Internally, assassins might be senior players who feel threatened or looked over. In the context of sustainability projects these might be individuals or teams who are worried that a change in direction or policy may have a negative impact on their part of the business. Engagement with them to understand the source of their concerns and how to address, or reassure, them is therefore key. Externally, assassins may be disgruntled former employees, partners or clients who, rightly or wrongly, feel hard done by, or dangerously, that what you are trying or achieve is insincere or poorly motivated. Such characters have the potential to influence reputational damage so meeting them head on to work through their grievance, and if necessary, make actions to redress them is time well spent.
Characters to watch2
A ‘mirage’ is an organisation or person who looks like a ‘prize’ but who, no matter what you do, will never make the move to the VIP quadrant. Perhaps they have conflicting stakeholders of their own which mean they cannot lend you the support you are looking for. It’s important to keep them happy by sharing information and keeping them up to date, but not worth expending lots of time and energy on them.
These may be other business divisions with different priorities, or potential clients who’s fundamental loyalties lie elsewhere for legacy or more complicated reasons further up the hierarchy.
An ‘eager beaver’ is ‘much-admired and popular character who could repay your loyalty many times over in the right circumstances.’ These individuals or organisations are ambitious and likely to one day exert great influence but at the present moment are restrained for some reason. They are worth the investment to nurture.
Internally they may be junior, although they may not have a lot of decision making power as they are popular and respected they may exert influence over their direct peers and therefore play a role in wider grass roots support. Externally they may be up and coming journalists, or small, new firms who could become clients or partners.

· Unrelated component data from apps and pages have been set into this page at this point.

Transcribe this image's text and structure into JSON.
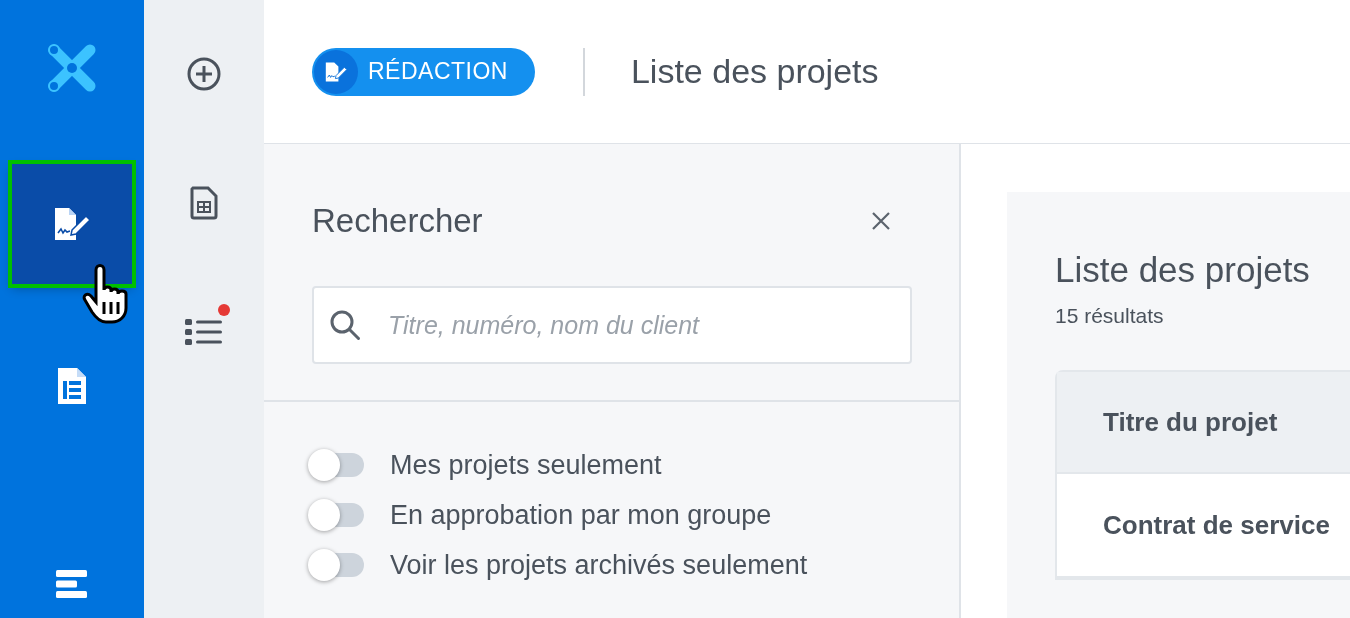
{
  "rail": {
    "items": [
      {
        "kind": "sign",
        "selected": true
      },
      {
        "kind": "document",
        "selected": false
      },
      {
        "kind": "bars",
        "selected": false
      }
    ]
  },
  "tools": {
    "items": [
      {
        "kind": "add"
      },
      {
        "kind": "sheet"
      },
      {
        "kind": "list",
        "notification": true
      }
    ]
  },
  "header": {
    "module": "RÉDACTION",
    "title": "Liste des projets"
  },
  "search_panel": {
    "title": "Rechercher",
    "search": {
      "placeholder": "Titre, numéro, nom du client"
    },
    "toggles": [
      {
        "label": "Mes projets seulement",
        "on": false
      },
      {
        "label": "En approbation par mon groupe",
        "on": false
      },
      {
        "label": "Voir les projets archivés seulement",
        "on": false
      }
    ]
  },
  "content": {
    "title": "Liste des projets",
    "count": "15 résultats",
    "table": {
      "columns": [
        "Titre du projet"
      ],
      "rows": [
        [
          "Contrat de service"
        ]
      ]
    }
  }
}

‘Pirates’ are competitors. Unlike ‘assassins’ they are not out to wilfully harm you but they want your VIP clients and stakeholders, or your resources, for themselves, and they tend to be honest about it. Pirates can be a source of information, they are worth monitoring and learning from.
Internally they may be other teams or individuals with project proposals that are in competition with you – there may be limited resources or personnel and they would like to requisition a portion of what is allocated to your project for themselves. Externally they are likely to be rival businesses with a similar USP.
A more extensive breakdown of the different characters you may find within your stakeholder group and how to handle them can be found in Liz’s book The Power of Personal.
1Whitaker, L., 2019. The Power of Personal. Great Britain: Rethink Press, pp 157-189
2Whitaker, L., 2019. The Power of Personal. Great Britain: Rethink Press, pp 191 – 211